Whether you are trying to get pregnant or just balance your hormones, it is reassuring to know that berberine can improve ovulation and pregnancy rates in women with PCOS. In women with PCOS undergoing IVF procedures, those who took berberine (no matter whether they were normal weight or overweight) had higher pregnancy rates than women using metformin or a placebo.

Berberine Boosts Weight and Fat Loss

Not every woman with PCOS is overweight (I talk about that more in the PCOS Types article), but if you are even mildly overweight berberine can help you to shed some unwanted fat.

Berberine has been found in multiple studies to support weight loss and to help target fat loss from the midsection of the body. Berberine helps to lower the production of our hunger hormone, leptin – a hormone that stimulates our appetite. Women with PCOS and women who are overweight often have abnormal levels of leptin.

Building on Berberine

Berberine is an excellent option for many women with PCOS. It can be the cornerstone for PCOS treatment and help you to achieve your dreams of hormone harmony.

Discuss with your Naturopathic Doctor if berberine is the best bet for you.  It may be used in combination with other natural treatment options, diet and lifestyle changes to improve your health and hormones, naturally.

Select Resources

Toronto Naturopath, Dr. Lisa Watson discusses the use of berberine for PCOS - polycystic ovarian syndromeAn Y, Sun Z, Zhang Y, Liu B, Guan Y, Lu M. The use of berberine for women with polycystic ovary syndrome undergoing IVF treatment. Clin Endocrinol (Oxf). 2014 Mar;80(3):425-31

Wei W, Zhao H, Wang A, Sui M, Liang K, Deng H, Ma Y, Zhang Y, Zhang H, Guan Y. A clinical study on the short-term effect of berberine in comparison to metformin on the metabolic characteristics of women with polycystic ovary syndrome. Eur J Endocrinol. 2012 Jan;166(1):99-105.

Wu X, Yao J, et al. Berberine improves insulin resistance in granulosa cells in similar way to metformin. Fertility and sterility.2006; supplement S459-S460.

Yang J et al. Berberine improves insulin sensitivity by inhibiting fat store and adjusting adipokines profile in human preadipocytes and metabolic syndrome patients. Evid Based Complement Alternat Med. 2012

Zhao L et al. Berberine improves glucogenesis and lipid metabolism in nonalcoholic fatty liver disease. BMC Endocr Disord. 2017 Feb 28;17(1):13.

Disclaimer

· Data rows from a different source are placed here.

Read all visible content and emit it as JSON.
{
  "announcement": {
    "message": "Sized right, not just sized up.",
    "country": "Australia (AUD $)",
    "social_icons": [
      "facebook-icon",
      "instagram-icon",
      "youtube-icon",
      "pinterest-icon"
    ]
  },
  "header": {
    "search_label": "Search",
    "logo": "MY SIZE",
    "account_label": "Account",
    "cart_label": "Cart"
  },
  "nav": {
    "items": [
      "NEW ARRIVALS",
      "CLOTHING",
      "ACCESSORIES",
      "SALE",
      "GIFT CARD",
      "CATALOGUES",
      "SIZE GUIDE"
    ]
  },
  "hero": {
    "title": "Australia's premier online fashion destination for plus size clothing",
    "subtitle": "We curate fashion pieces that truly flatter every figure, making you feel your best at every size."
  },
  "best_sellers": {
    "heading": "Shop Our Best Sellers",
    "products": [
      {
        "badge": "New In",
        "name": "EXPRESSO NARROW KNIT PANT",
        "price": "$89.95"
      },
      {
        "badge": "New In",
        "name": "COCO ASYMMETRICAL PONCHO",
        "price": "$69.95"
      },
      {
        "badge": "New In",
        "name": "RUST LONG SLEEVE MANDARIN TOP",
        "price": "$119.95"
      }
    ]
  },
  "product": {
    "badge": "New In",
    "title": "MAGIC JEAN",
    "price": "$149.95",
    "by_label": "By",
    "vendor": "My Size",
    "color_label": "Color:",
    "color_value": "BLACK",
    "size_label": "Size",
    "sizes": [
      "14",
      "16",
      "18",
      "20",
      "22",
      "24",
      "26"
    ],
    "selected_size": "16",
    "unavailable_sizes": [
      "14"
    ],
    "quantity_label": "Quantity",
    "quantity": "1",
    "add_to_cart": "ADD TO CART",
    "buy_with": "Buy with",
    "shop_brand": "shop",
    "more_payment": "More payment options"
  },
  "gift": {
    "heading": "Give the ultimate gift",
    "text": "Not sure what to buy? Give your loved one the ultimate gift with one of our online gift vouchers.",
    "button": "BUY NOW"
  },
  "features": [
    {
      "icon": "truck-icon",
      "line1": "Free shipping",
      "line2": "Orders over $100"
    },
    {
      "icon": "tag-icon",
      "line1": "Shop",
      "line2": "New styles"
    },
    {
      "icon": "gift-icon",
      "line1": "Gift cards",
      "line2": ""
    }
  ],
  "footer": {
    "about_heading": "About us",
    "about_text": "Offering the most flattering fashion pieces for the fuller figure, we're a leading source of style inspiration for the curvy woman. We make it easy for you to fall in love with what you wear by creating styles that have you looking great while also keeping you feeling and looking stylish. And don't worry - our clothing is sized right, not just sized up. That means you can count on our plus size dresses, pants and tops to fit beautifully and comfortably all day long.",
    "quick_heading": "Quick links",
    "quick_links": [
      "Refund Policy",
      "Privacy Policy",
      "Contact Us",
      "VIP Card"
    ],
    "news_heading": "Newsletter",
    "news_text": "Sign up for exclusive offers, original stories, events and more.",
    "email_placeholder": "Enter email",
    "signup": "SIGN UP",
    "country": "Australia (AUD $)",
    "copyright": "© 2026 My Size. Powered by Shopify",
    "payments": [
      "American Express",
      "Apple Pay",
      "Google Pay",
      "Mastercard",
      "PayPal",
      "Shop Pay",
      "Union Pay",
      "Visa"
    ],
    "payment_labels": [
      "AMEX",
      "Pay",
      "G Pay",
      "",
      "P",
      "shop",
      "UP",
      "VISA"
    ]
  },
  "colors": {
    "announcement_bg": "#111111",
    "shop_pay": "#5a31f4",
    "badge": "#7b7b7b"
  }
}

The advice provided in this article is for informational purposes only. It is meant to augment and not replace consultation with a licensed health care provider. Consultation with a Naturopathic Doctor or other primary care provider is recommended for anyone suffering from a health problem.